The final episode in this series focused on the value of livestock, why farmers value their livestock herd as an investment and why such farmers are not quick to adapt to smart agricultural practices.
One of the reasons is that, as ASSAR found, many farmers in northern Namibia have deep-seated religious beliefs and see symbolic significance in their traditional ways of doing things. Rather than seeing this as a barrier to adaptation, it can been seen as an opportunity to promote climate smart agriculture. By working with religious and traditional value systems, extension workers could promote climate-smart practices in a way that helps reduce the impacts of climate variability and change for farmers. Agricultural extension officers and development workers in Southern Africa need to work with traditional and religious leaders to harness cultural attitudes about livestock ownership, and help farming families become more resilient in the face of a warming, drying climate.

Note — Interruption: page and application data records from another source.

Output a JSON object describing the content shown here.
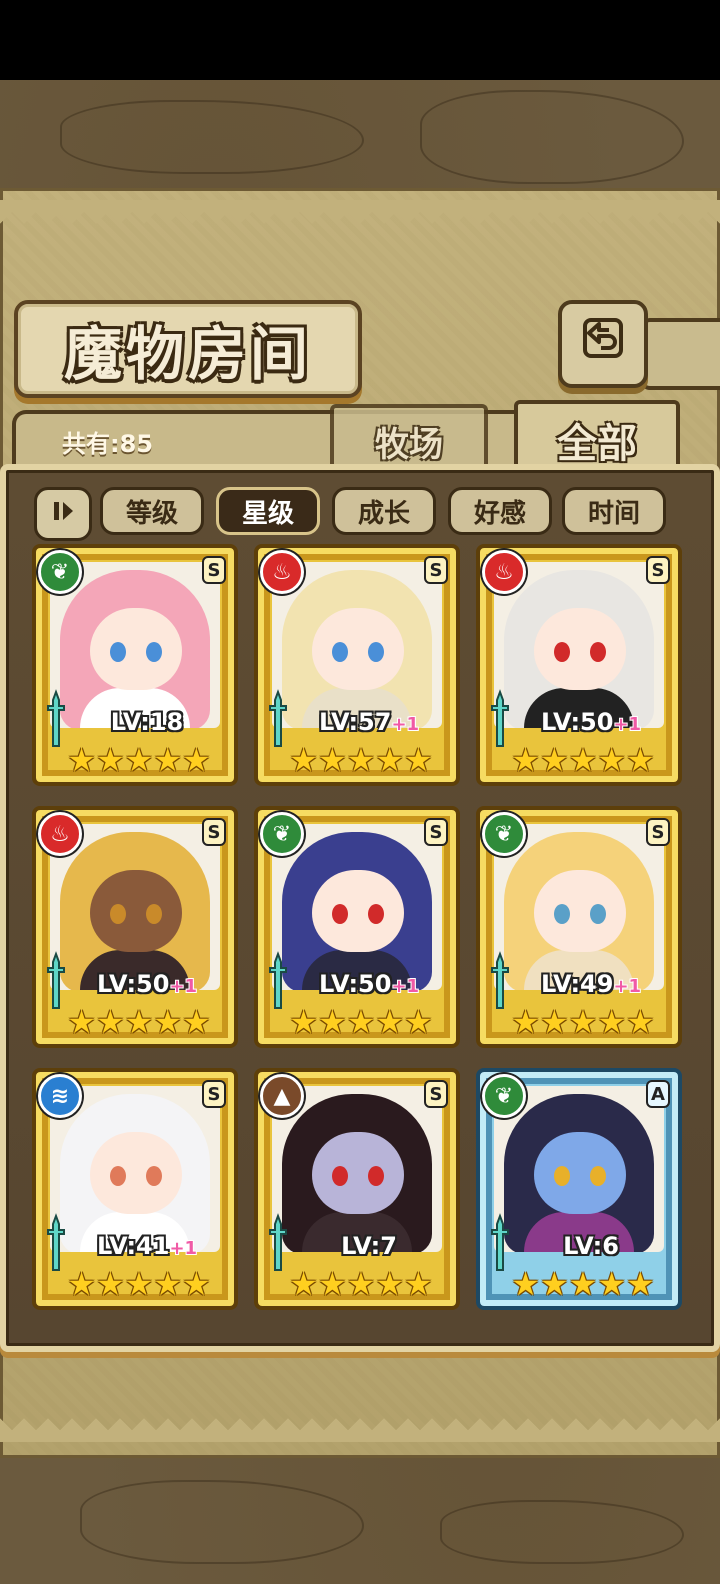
{
  "title": "魔物房间",
  "back_icon": "return-arrow-icon",
  "count_label": "共有:85",
  "tabs": [
    {
      "label": "牧场",
      "active": false
    },
    {
      "label": "全部",
      "active": true
    }
  ],
  "sort_toggle_icon": "pause-sort-icon",
  "sort_buttons": [
    {
      "label": "等级",
      "active": false
    },
    {
      "label": "星级",
      "active": true
    },
    {
      "label": "成长",
      "active": false
    },
    {
      "label": "好感",
      "active": false
    },
    {
      "label": "时间",
      "active": false
    }
  ],
  "colors": {
    "element_grass": "#2f8b3a",
    "element_fire": "#d92a2a",
    "element_water": "#2a7fd1",
    "element_earth": "#7a4a2a",
    "plus_pink": "#f05aa6",
    "star_gold": "#ffcf1f"
  },
  "monsters": [
    {
      "element": "grass",
      "element_icon": "leaf-icon",
      "rank": "S",
      "level": "LV:18",
      "plus": "",
      "stars": 5,
      "hair": "#f4a6b8",
      "skin": "#fde8dc",
      "eyes": "#4a8fd8",
      "outfit": "#ffffff"
    },
    {
      "element": "fire",
      "element_icon": "flame-icon",
      "rank": "S",
      "level": "LV:57",
      "plus": "+1",
      "stars": 5,
      "hair": "#f2e3b0",
      "skin": "#fde8dc",
      "eyes": "#4a8fd8",
      "outfit": "#e9e0c8"
    },
    {
      "element": "fire",
      "element_icon": "flame-icon",
      "rank": "S",
      "level": "LV:50",
      "plus": "+1",
      "stars": 5,
      "hair": "#e8e6e2",
      "skin": "#fde8dc",
      "eyes": "#d12a2a",
      "outfit": "#222222"
    },
    {
      "element": "fire",
      "element_icon": "flame-icon",
      "rank": "S",
      "level": "LV:50",
      "plus": "+1",
      "stars": 5,
      "hair": "#e6b84c",
      "skin": "#8a5a3a",
      "eyes": "#c98a2a",
      "outfit": "#3a2a2a"
    },
    {
      "element": "grass",
      "element_icon": "leaf-icon",
      "rank": "S",
      "level": "LV:50",
      "plus": "+1",
      "stars": 5,
      "hair": "#3a3f8f",
      "skin": "#fde8dc",
      "eyes": "#d12a2a",
      "outfit": "#2a2a44"
    },
    {
      "element": "grass",
      "element_icon": "leaf-icon",
      "rank": "S",
      "level": "LV:49",
      "plus": "+1",
      "stars": 5,
      "hair": "#f5d27a",
      "skin": "#fde8dc",
      "eyes": "#5aa0c8",
      "outfit": "#f0e0c0"
    },
    {
      "element": "water",
      "element_icon": "water-waves-icon",
      "rank": "S",
      "level": "LV:41",
      "plus": "+1",
      "stars": 5,
      "hair": "#f4f4f6",
      "skin": "#fde8dc",
      "eyes": "#e07a5a",
      "outfit": "#ffffff"
    },
    {
      "element": "earth",
      "element_icon": "mountain-icon",
      "rank": "S",
      "level": "LV:7",
      "plus": "",
      "stars": 5,
      "hair": "#2a1a1e",
      "skin": "#b8b4d8",
      "eyes": "#d12a2a",
      "outfit": "#3a2a2e"
    },
    {
      "element": "grass",
      "element_icon": "leaf-icon",
      "rank": "A",
      "level": "LV:6",
      "plus": "",
      "stars": 5,
      "hair": "#2a2a4a",
      "skin": "#7fa8e8",
      "eyes": "#e8b02a",
      "outfit": "#8a3a8a"
    }
  ]
}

The full news story can be read here.
The DRFN wishes to thank our esteemed stakeholders from the Ministry of Environment and Tourism, The Ministry of Agriculture and Forestry as well as the Office of the Prime Minister's Directorate of Disaster Risk Management, for the continued support towards this programme.
Recordings of the climate change radio series are available on request from the Desert Research Foundation of Namibia.